If you are someone who actually was alive to see the prog spectacle of the ‘70s you may remember the slightly nerdy King Crimson or even the lord dorkdom of the cape wearing Yes. While there are many genuinely cringe worthy moments from those bands nothing — and until I can be proven wrong I genuinely mean NOTHING compares to the awkward vibe you get from Ghettoblaster.

The Mercy Stone is a new project; it’s been around for a few years and was assembled by composer and guitarist Scott Grady — who has a master’s degree in music composition — and who assembled a 12-piece group to “to put his composition chops to work within a project that would have the substance and sophistication fitting for a contemporary-classical concert stage as well as the accessibility that would be palatable to rock audiences.” Going simply-said for an extraordinary amalgam of Classical Music, Jazz and Rock, the group presents a large body of work with their full-length debut Ghettoblaster.

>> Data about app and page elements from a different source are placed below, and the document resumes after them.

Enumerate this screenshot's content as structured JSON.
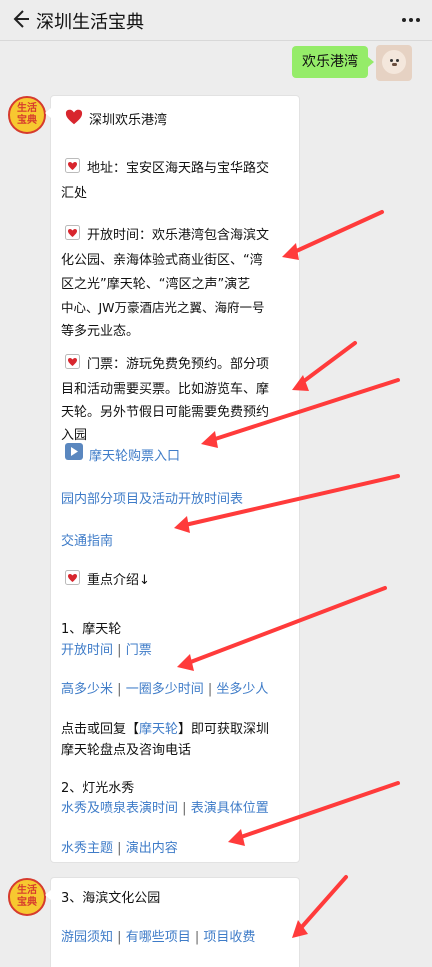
{
  "header": {
    "title": "深圳生活宝典"
  },
  "user": {
    "message": "欢乐港湾"
  },
  "bot_avatar_text": {
    "top": "生活",
    "bottom": "宝典"
  },
  "message1": {
    "title": "深圳欢乐港湾",
    "address_1": "地址：宝安区海天路与宝华路交",
    "address_2": "汇处",
    "hours_1": "开放时间：欢乐港湾包含海滨文",
    "hours_2": "化公园、亲海体验式商业街区、“湾",
    "hours_3": "区之光”摩天轮、“湾区之声”演艺",
    "hours_4": "中心、JW万豪酒店光之翼、海府一号",
    "hours_5": "等多元业态。",
    "ticket_1": "门票：游玩免费免预约。部分项",
    "ticket_2": "目和活动需要买票。比如游览车、摩",
    "ticket_3": "天轮。另外节假日可能需要免费预约",
    "ticket_4": "入园",
    "ferris_ticket_link": "摩天轮购票入口",
    "schedule_link": "园内部分项目及活动开放时间表",
    "transport_link": "交通指南",
    "highlights_title": "重点介绍↓",
    "section1_title": "1、摩天轮",
    "ferris_links_a": [
      "开放时间",
      "门票"
    ],
    "ferris_links_b": [
      "高多少米",
      "一圈多少时间",
      "坐多少人"
    ],
    "reply_1a": "点击或回复【",
    "reply_1b": "摩天轮",
    "reply_1c": "】即可获取深圳",
    "reply_2": "摩天轮盘点及咨询电话",
    "section2_title": "2、灯光水秀",
    "show_links_a": [
      "水秀及喷泉表演时间",
      "表演具体位置"
    ],
    "show_links_b": [
      "水秀主题",
      "演出内容"
    ],
    "divider": "|"
  },
  "message2": {
    "section3_title": "3、海滨文化公园",
    "park_links": [
      "游园须知",
      "有哪些项目",
      "项目收费"
    ]
  },
  "colors": {
    "link": "#3f7cc8",
    "user_bubble": "#95ec69",
    "arrow": "#ff3b3b"
  }
}
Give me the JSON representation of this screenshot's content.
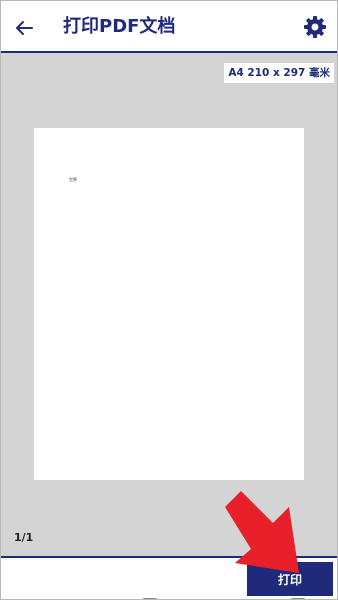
{
  "header": {
    "title": "打印PDF文档",
    "back_icon": "arrow-left-icon",
    "settings_icon": "gear-icon"
  },
  "preview": {
    "paper_size": "A4 210 x 297 毫米",
    "page_counter": "1/1",
    "sheet_text": "世界"
  },
  "footer": {
    "print_label": "打印"
  },
  "colors": {
    "accent": "#1f2a7a",
    "preview_background": "#d4d4d4",
    "annotation_arrow": "#e8202a"
  }
}
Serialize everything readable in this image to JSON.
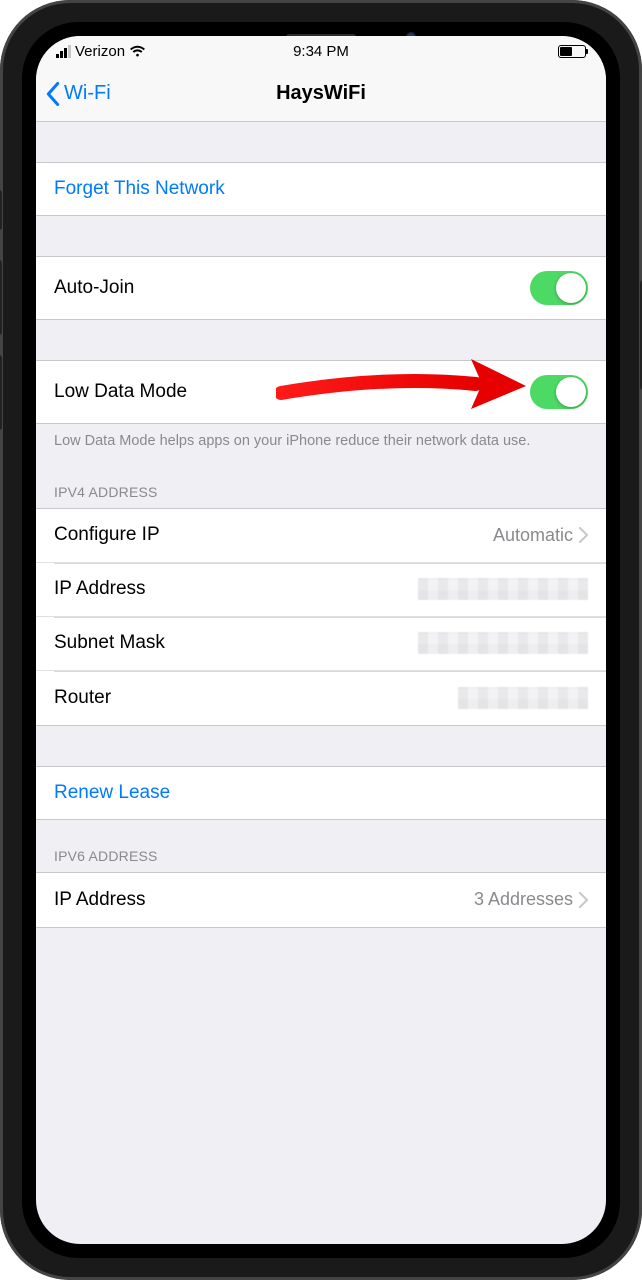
{
  "status_bar": {
    "carrier": "Verizon",
    "time": "9:34 PM"
  },
  "nav": {
    "back_label": "Wi-Fi",
    "title": "HaysWiFi"
  },
  "forget": {
    "label": "Forget This Network"
  },
  "auto_join": {
    "label": "Auto-Join",
    "on": true
  },
  "low_data": {
    "label": "Low Data Mode",
    "on": true,
    "footer": "Low Data Mode helps apps on your iPhone reduce their network data use."
  },
  "ipv4": {
    "header": "IPV4 ADDRESS",
    "configure_ip": {
      "label": "Configure IP",
      "value": "Automatic"
    },
    "ip_address": {
      "label": "IP Address"
    },
    "subnet_mask": {
      "label": "Subnet Mask"
    },
    "router": {
      "label": "Router"
    }
  },
  "renew": {
    "label": "Renew Lease"
  },
  "ipv6": {
    "header": "IPV6 ADDRESS",
    "ip_address": {
      "label": "IP Address",
      "value": "3 Addresses"
    }
  }
}
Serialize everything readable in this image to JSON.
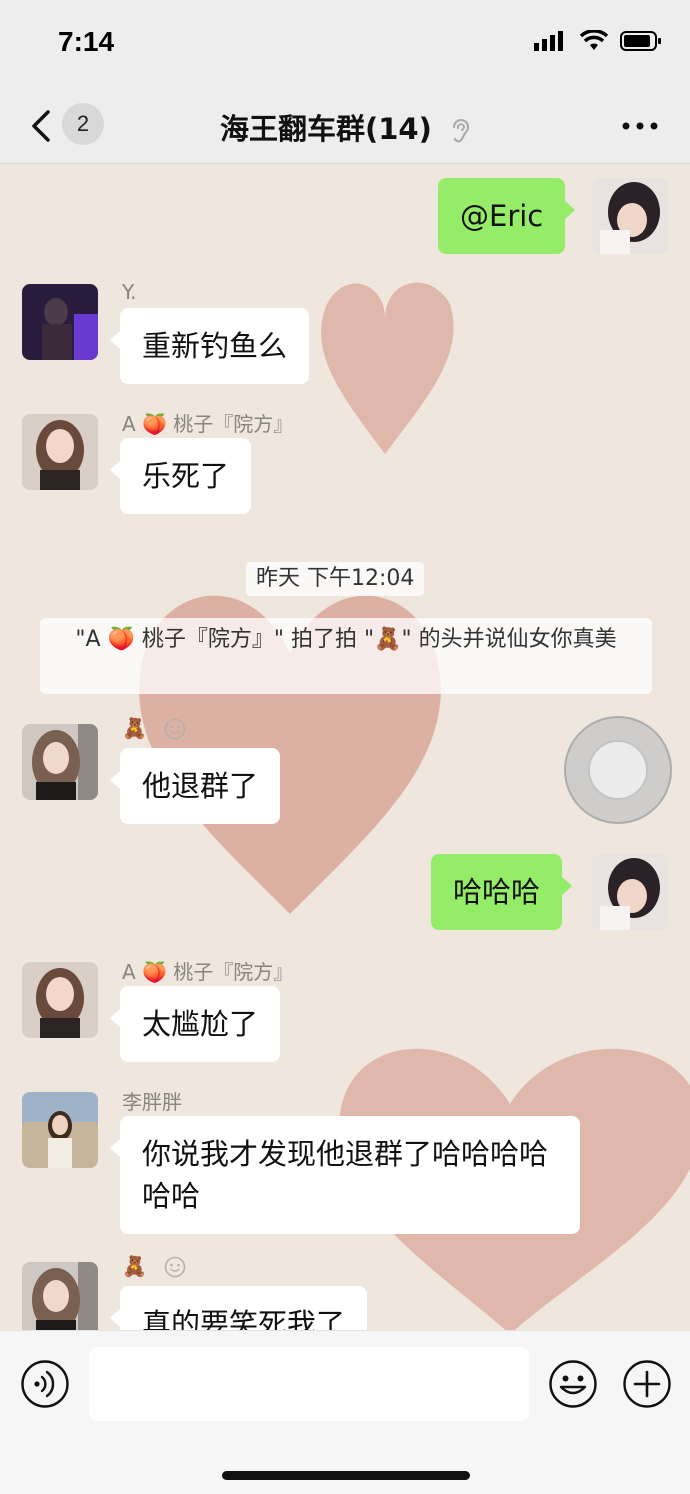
{
  "status_bar": {
    "time": "7:14"
  },
  "nav": {
    "unread_count": "2",
    "title": "海王翻车群(14)"
  },
  "messages": {
    "m1": {
      "text": "@Eric"
    },
    "m2": {
      "sender": "Y.",
      "text": "重新钓鱼么"
    },
    "m3": {
      "sender": "A 🍑 桃子『院方』",
      "text": "乐死了"
    },
    "timestamp": "昨天 下午12:04",
    "system": "\"A 🍑 桃子『院方』\" 拍了拍 \"🧸\" 的头并说仙女你真美",
    "m4": {
      "sender": "🧸",
      "text": "他退群了"
    },
    "m5": {
      "text": "哈哈哈"
    },
    "m6": {
      "sender": "A 🍑 桃子『院方』",
      "text": "太尴尬了"
    },
    "m7": {
      "sender": "李胖胖",
      "text": "你说我才发现他退群了哈哈哈哈哈哈"
    },
    "m8": {
      "sender": "🧸",
      "text": "真的要笑死我了"
    }
  },
  "input": {
    "placeholder": ""
  },
  "colors": {
    "bubble_sent": "#95ec69",
    "bubble_received": "#ffffff",
    "background": "#efe6dd"
  }
}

Large as in bringing together Stravinsky, Led Zeppelin, Nirvana, Radiohead, Bach, Nine Inch Nails, Pink Floyd, to name but a few.

The music on Ghettoblaster is very well composed and performed. Grady tends to pull together a strong cast of performers for his musical circus act. These fine tunes tend to be something to marvel at. It is this dichotomy that provides more of the head scratching moments. The album progresses in a peculiar, but fairly typical fashion during the majority of its run time. You might find the music endearing and charming as it blends rock, jazz, and classical qualities.

The ‘70s were a glorious period in music because people were getting paid way too much money to do all sorts of crazy projects, and even though some of the end results were complete disasters there was a sincerity to them. There was no sense of irony or pretentiousness in the attitudes of the musicians, they just wanted to make weird and complicated music. With Ghettoblaster, this ensemble does exactly that. The Mercy Stone are driven by the love of music, and it pays back — maybe not filling their pockets, but rather something on a higher, more spiritual level. Highly recommended.

Follow The Mercy Stone on Facebook.